___ DATA FOR PROCESSING ___
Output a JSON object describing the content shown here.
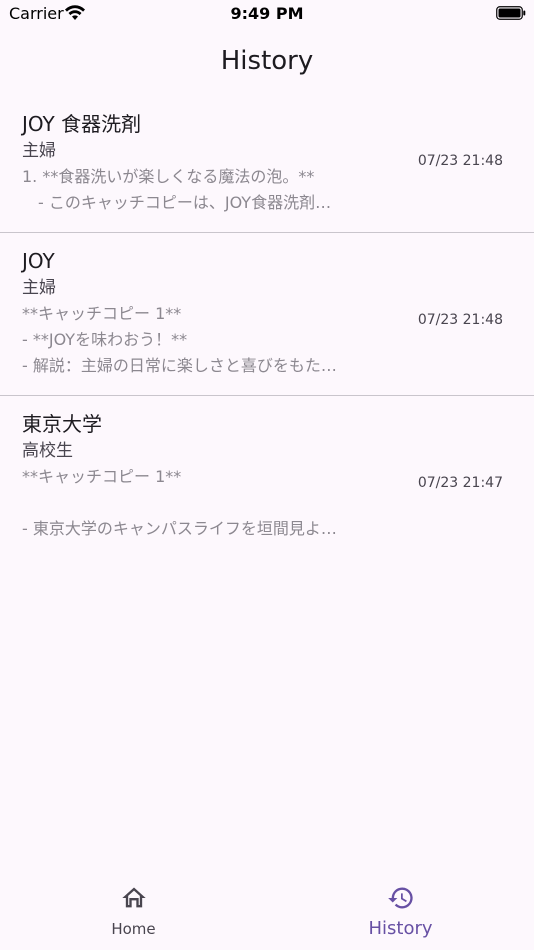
{
  "status_bar": {
    "carrier": "Carrier",
    "time": "9:49 PM"
  },
  "header": {
    "title": "History"
  },
  "history": [
    {
      "title": "JOY 食器洗剤",
      "target": "主婦",
      "preview": [
        "1. **食器洗いが楽しくなる魔法の泡。**",
        "　- このキャッチコピーは、JOY食器洗剤…"
      ],
      "date": "07/23 21:48"
    },
    {
      "title": "JOY",
      "target": "主婦",
      "preview": [
        "**キャッチコピー 1**",
        "- **JOYを味わおう！**",
        "- 解説：主婦の日常に楽しさと喜びをもた…"
      ],
      "date": "07/23 21:48"
    },
    {
      "title": "東京大学",
      "target": "高校生",
      "preview": [
        "**キャッチコピー 1**",
        "",
        "- 東京大学のキャンパスライフを垣間見よ…"
      ],
      "date": "07/23 21:47"
    }
  ],
  "bottom_nav": {
    "home_label": "Home",
    "history_label": "History",
    "active": "history"
  },
  "colors": {
    "background": "#fdf8fd",
    "accent": "#6750a4",
    "divider": "#c9c5cc"
  },
  "icons": {
    "wifi": "wifi-icon",
    "battery": "battery-icon",
    "home": "home-icon",
    "history": "history-icon"
  }
}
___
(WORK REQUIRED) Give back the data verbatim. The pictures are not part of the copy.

(PROBLEM SOLUTION)
Output a JSON object describing the content shown here.
{
  "status_bar": {
    "carrier": "Carrier",
    "time": "9:49 PM"
  },
  "header": {
    "title": "History"
  },
  "history": [
    {
      "title": "JOY 食器洗剤",
      "target": "主婦",
      "preview": [
        "1. **食器洗いが楽しくなる魔法の泡。**",
        "　- このキャッチコピーは、JOY食器洗剤…"
      ],
      "date": "07/23 21:48"
    },
    {
      "title": "JOY",
      "target": "主婦",
      "preview": [
        "**キャッチコピー 1**",
        "- **JOYを味わおう！**",
        "- 解説：主婦の日常に楽しさと喜びをもた…"
      ],
      "date": "07/23 21:48"
    },
    {
      "title": "東京大学",
      "target": "高校生",
      "preview": [
        "**キャッチコピー 1**",
        "",
        "- 東京大学のキャンパスライフを垣間見よ…"
      ],
      "date": "07/23 21:47"
    }
  ],
  "bottom_nav": {
    "home_label": "Home",
    "history_label": "History",
    "active": "history"
  },
  "colors": {
    "background": "#fdf8fd",
    "accent": "#6750a4",
    "divider": "#c9c5cc"
  },
  "icons": {
    "wifi": "wifi-icon",
    "battery": "battery-icon",
    "home": "home-icon",
    "history": "history-icon"
  }
}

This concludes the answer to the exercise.